Representing a new approach, the Order asks the DOL to issue guidance regarding  violations of the Fair Labor Standards Act (FLSA) when AI monitors or augments employees’ work. Echoing points from the White House’s AI Bill of Rights, the Executive Order requires the Secretary of Labor to publish guidance for federal contractors regarding nondiscrimination in hiring involving AI and other “technology-based systems.” This mandate comes hot on the heels of a weighty update to the Office of Federal Contract Compliance Program’s (OFCCP) Scheduling Letter and Itemized Listing which now obligates federal contractors to provide documentation of their use of AI, algorithms, and other automated or technology-based selection procedures. As before, “technology-based systems” can be interpreted broadly, and likely includes any automated or algorithmic decision-making tool. See this analysis by our colleagues for a more in-depth analysis of the OFCCP’s Scheduling Letter.

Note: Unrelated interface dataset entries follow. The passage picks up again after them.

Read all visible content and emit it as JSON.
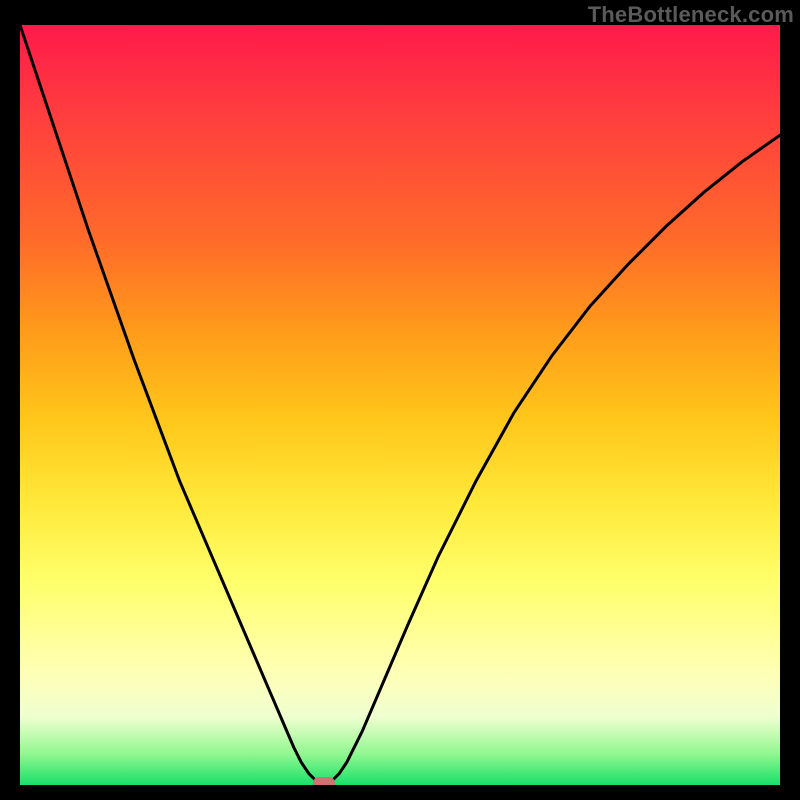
{
  "watermark": "TheBottleneck.com",
  "colors": {
    "background": "#000000",
    "curve": "#000000",
    "minimum_marker": "#d07272"
  },
  "chart_data": {
    "type": "line",
    "title": "",
    "xlabel": "",
    "ylabel": "",
    "xlim": [
      0,
      100
    ],
    "ylim": [
      0,
      100
    ],
    "x": [
      0,
      3,
      6,
      9,
      12,
      15,
      18,
      21,
      24,
      27,
      30,
      33,
      34.5,
      36,
      37,
      38,
      39,
      40,
      41,
      42,
      43,
      45,
      48,
      51,
      55,
      60,
      65,
      70,
      75,
      80,
      85,
      90,
      95,
      100
    ],
    "values": [
      100,
      91,
      82,
      73,
      64.5,
      56,
      48,
      40,
      33,
      26,
      19,
      12,
      8.5,
      5,
      3,
      1.5,
      0.5,
      0,
      0.5,
      1.5,
      3,
      7,
      14,
      21,
      30,
      40,
      49,
      56.5,
      63,
      68.5,
      73.5,
      78,
      82,
      85.5
    ],
    "minimum_point": {
      "x": 40,
      "y": 0
    },
    "background_gradient": [
      {
        "pos": 0,
        "color": "#ff1a4a"
      },
      {
        "pos": 50,
        "color": "#ffc71a"
      },
      {
        "pos": 80,
        "color": "#ffff8a"
      },
      {
        "pos": 100,
        "color": "#18e06a"
      }
    ]
  }
}
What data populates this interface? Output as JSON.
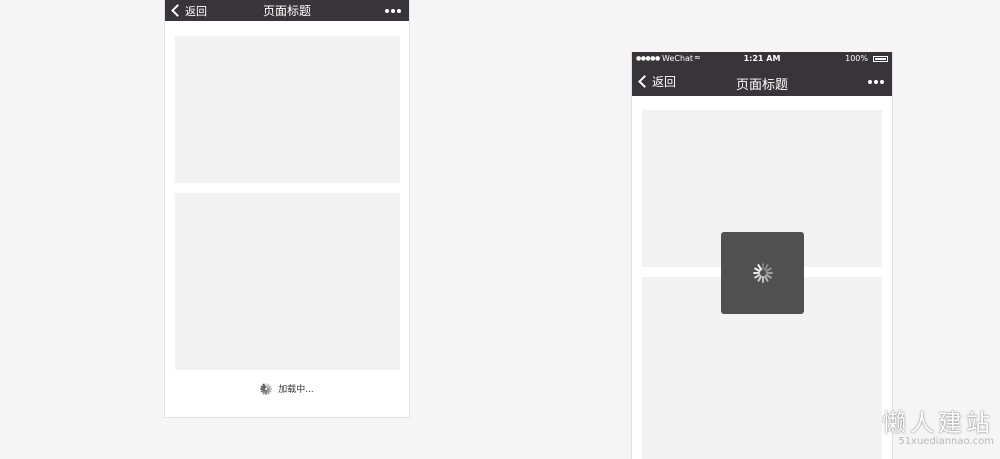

The fruits of this Executive Order are likely to pan out over next year, and Hunton Andrews Kurth’s labor and employment team will continue to closely follow the key legal developments surrounding businesses’ use of AI.    For a look at the non-employment aspects of the Executive Order, see this piece on Hunton Andrews Kurth’s Privacy & Information Security Law Blog.